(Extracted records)
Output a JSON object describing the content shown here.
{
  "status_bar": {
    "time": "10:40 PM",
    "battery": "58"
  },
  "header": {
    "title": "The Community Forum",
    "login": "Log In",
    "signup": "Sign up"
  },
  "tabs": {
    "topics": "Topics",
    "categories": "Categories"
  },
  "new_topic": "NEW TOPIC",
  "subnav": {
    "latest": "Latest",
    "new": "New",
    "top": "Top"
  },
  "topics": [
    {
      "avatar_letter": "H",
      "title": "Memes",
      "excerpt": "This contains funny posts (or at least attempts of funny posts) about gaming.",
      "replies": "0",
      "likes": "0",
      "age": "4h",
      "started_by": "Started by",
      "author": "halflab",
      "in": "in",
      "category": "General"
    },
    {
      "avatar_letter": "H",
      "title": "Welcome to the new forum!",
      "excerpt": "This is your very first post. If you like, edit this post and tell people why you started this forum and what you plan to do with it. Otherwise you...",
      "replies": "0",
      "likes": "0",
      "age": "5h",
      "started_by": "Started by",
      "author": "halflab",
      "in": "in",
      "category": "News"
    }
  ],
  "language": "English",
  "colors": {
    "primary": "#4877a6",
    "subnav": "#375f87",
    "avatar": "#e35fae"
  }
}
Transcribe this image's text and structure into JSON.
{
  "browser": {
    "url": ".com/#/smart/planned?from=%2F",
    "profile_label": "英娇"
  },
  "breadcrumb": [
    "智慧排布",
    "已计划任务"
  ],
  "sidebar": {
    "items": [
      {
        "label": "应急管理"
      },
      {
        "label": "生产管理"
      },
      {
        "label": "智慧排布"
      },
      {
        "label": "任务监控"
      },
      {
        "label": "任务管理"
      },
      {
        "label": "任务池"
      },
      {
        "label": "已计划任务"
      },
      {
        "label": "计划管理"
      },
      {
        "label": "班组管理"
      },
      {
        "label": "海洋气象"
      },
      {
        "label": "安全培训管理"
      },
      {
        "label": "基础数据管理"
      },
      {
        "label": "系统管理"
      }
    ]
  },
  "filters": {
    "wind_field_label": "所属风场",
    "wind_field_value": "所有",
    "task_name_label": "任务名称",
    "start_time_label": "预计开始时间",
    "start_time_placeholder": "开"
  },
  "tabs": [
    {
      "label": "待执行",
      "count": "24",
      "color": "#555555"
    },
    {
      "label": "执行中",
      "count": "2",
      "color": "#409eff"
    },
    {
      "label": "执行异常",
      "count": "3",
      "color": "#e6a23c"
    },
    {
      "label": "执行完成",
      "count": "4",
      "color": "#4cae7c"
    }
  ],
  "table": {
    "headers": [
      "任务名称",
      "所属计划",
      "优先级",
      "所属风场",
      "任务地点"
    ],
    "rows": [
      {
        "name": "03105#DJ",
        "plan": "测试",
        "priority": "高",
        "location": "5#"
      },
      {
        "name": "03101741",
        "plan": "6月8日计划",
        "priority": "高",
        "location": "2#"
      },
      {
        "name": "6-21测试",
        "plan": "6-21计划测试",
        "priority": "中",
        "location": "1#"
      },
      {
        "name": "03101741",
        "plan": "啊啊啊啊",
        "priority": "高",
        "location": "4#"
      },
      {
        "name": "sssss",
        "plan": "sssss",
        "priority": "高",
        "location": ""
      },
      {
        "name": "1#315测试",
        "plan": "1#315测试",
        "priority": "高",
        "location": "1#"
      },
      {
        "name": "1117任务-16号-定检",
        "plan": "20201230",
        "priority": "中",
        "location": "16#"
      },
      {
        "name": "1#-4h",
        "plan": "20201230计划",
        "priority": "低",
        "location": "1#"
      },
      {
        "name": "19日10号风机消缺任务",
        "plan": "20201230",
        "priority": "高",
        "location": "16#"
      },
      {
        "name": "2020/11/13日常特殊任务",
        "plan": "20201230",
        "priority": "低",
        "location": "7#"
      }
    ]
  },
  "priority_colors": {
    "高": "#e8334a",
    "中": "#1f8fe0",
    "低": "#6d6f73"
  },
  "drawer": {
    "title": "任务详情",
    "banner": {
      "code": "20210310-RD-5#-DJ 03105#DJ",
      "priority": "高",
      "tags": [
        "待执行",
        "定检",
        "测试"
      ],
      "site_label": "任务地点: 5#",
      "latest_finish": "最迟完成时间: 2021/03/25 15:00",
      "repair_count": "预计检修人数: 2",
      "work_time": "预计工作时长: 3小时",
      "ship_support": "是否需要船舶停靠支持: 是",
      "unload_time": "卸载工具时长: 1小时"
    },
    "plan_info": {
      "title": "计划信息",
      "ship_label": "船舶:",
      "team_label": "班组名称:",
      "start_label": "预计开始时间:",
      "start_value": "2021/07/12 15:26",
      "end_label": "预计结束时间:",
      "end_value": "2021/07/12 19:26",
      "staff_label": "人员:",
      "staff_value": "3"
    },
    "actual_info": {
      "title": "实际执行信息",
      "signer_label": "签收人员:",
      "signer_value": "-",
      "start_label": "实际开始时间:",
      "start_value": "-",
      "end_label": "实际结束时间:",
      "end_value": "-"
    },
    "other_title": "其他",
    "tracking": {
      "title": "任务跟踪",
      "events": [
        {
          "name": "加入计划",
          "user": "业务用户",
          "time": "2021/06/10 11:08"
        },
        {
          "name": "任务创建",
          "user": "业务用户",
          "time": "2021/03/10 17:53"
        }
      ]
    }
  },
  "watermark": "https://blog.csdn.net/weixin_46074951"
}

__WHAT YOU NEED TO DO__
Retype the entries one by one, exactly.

__COMPLETED EXERCISE__
Output a JSON object describing the content shown here.
{
  "status_bar": {
    "time": "10:40 PM",
    "battery": "58"
  },
  "header": {
    "title": "The Community Forum",
    "login": "Log In",
    "signup": "Sign up"
  },
  "tabs": {
    "topics": "Topics",
    "categories": "Categories"
  },
  "new_topic": "NEW TOPIC",
  "subnav": {
    "latest": "Latest",
    "new": "New",
    "top": "Top"
  },
  "topics": [
    {
      "avatar_letter": "H",
      "title": "Memes",
      "excerpt": "This contains funny posts (or at least attempts of funny posts) about gaming.",
      "replies": "0",
      "likes": "0",
      "age": "4h",
      "started_by": "Started by",
      "author": "halflab",
      "in": "in",
      "category": "General"
    },
    {
      "avatar_letter": "H",
      "title": "Welcome to the new forum!",
      "excerpt": "This is your very first post. If you like, edit this post and tell people why you started this forum and what you plan to do with it. Otherwise you...",
      "replies": "0",
      "likes": "0",
      "age": "5h",
      "started_by": "Started by",
      "author": "halflab",
      "in": "in",
      "category": "News"
    }
  ],
  "language": "English",
  "colors": {
    "primary": "#4877a6",
    "subnav": "#375f87",
    "avatar": "#e35fae"
  }
}
Transcribe this image's text and structure into JSON.
{
  "browser": {
    "url": ".com/#/smart/planned?from=%2F",
    "profile_label": "英娇"
  },
  "breadcrumb": [
    "智慧排布",
    "已计划任务"
  ],
  "sidebar": {
    "items": [
      {
        "label": "应急管理"
      },
      {
        "label": "生产管理"
      },
      {
        "label": "智慧排布"
      },
      {
        "label": "任务监控"
      },
      {
        "label": "任务管理"
      },
      {
        "label": "任务池"
      },
      {
        "label": "已计划任务"
      },
      {
        "label": "计划管理"
      },
      {
        "label": "班组管理"
      },
      {
        "label": "海洋气象"
      },
      {
        "label": "安全培训管理"
      },
      {
        "label": "基础数据管理"
      },
      {
        "label": "系统管理"
      }
    ]
  },
  "filters": {
    "wind_field_label": "所属风场",
    "wind_field_value": "所有",
    "task_name_label": "任务名称",
    "start_time_label": "预计开始时间",
    "start_time_placeholder": "开"
  },
  "tabs": [
    {
      "label": "待执行",
      "count": "24",
      "color": "#555555"
    },
    {
      "label": "执行中",
      "count": "2",
      "color": "#409eff"
    },
    {
      "label": "执行异常",
      "count": "3",
      "color": "#e6a23c"
    },
    {
      "label": "执行完成",
      "count": "4",
      "color": "#4cae7c"
    }
  ],
  "table": {
    "headers": [
      "任务名称",
      "所属计划",
      "优先级",
      "所属风场",
      "任务地点"
    ],
    "rows": [
      {
        "name": "03105#DJ",
        "plan": "测试",
        "priority": "高",
        "location": "5#"
      },
      {
        "name": "03101741",
        "plan": "6月8日计划",
        "priority": "高",
        "location": "2#"
      },
      {
        "name": "6-21测试",
        "plan": "6-21计划测试",
        "priority": "中",
        "location": "1#"
      },
      {
        "name": "03101741",
        "plan": "啊啊啊啊",
        "priority": "高",
        "location": "4#"
      },
      {
        "name": "sssss",
        "plan": "sssss",
        "priority": "高",
        "location": ""
      },
      {
        "name": "1#315测试",
        "plan": "1#315测试",
        "priority": "高",
        "location": "1#"
      },
      {
        "name": "1117任务-16号-定检",
        "plan": "20201230",
        "priority": "中",
        "location": "16#"
      },
      {
        "name": "1#-4h",
        "plan": "20201230计划",
        "priority": "低",
        "location": "1#"
      },
      {
        "name": "19日10号风机消缺任务",
        "plan": "20201230",
        "priority": "高",
        "location": "16#"
      },
      {
        "name": "2020/11/13日常特殊任务",
        "plan": "20201230",
        "priority": "低",
        "location": "7#"
      }
    ]
  },
  "priority_colors": {
    "高": "#e8334a",
    "中": "#1f8fe0",
    "低": "#6d6f73"
  },
  "drawer": {
    "title": "任务详情",
    "banner": {
      "code": "20210310-RD-5#-DJ 03105#DJ",
      "priority": "高",
      "tags": [
        "待执行",
        "定检",
        "测试"
      ],
      "site_label": "任务地点: 5#",
      "latest_finish": "最迟完成时间: 2021/03/25 15:00",
      "repair_count": "预计检修人数: 2",
      "work_time": "预计工作时长: 3小时",
      "ship_support": "是否需要船舶停靠支持: 是",
      "unload_time": "卸载工具时长: 1小时"
    },
    "plan_info": {
      "title": "计划信息",
      "ship_label": "船舶:",
      "team_label": "班组名称:",
      "start_label": "预计开始时间:",
      "start_value": "2021/07/12 15:26",
      "end_label": "预计结束时间:",
      "end_value": "2021/07/12 19:26",
      "staff_label": "人员:",
      "staff_value": "3"
    },
    "actual_info": {
      "title": "实际执行信息",
      "signer_label": "签收人员:",
      "signer_value": "-",
      "start_label": "实际开始时间:",
      "start_value": "-",
      "end_label": "实际结束时间:",
      "end_value": "-"
    },
    "other_title": "其他",
    "tracking": {
      "title": "任务跟踪",
      "events": [
        {
          "name": "加入计划",
          "user": "业务用户",
          "time": "2021/06/10 11:08"
        },
        {
          "name": "任务创建",
          "user": "业务用户",
          "time": "2021/03/10 17:53"
        }
      ]
    }
  },
  "watermark": "https://blog.csdn.net/weixin_46074951"
}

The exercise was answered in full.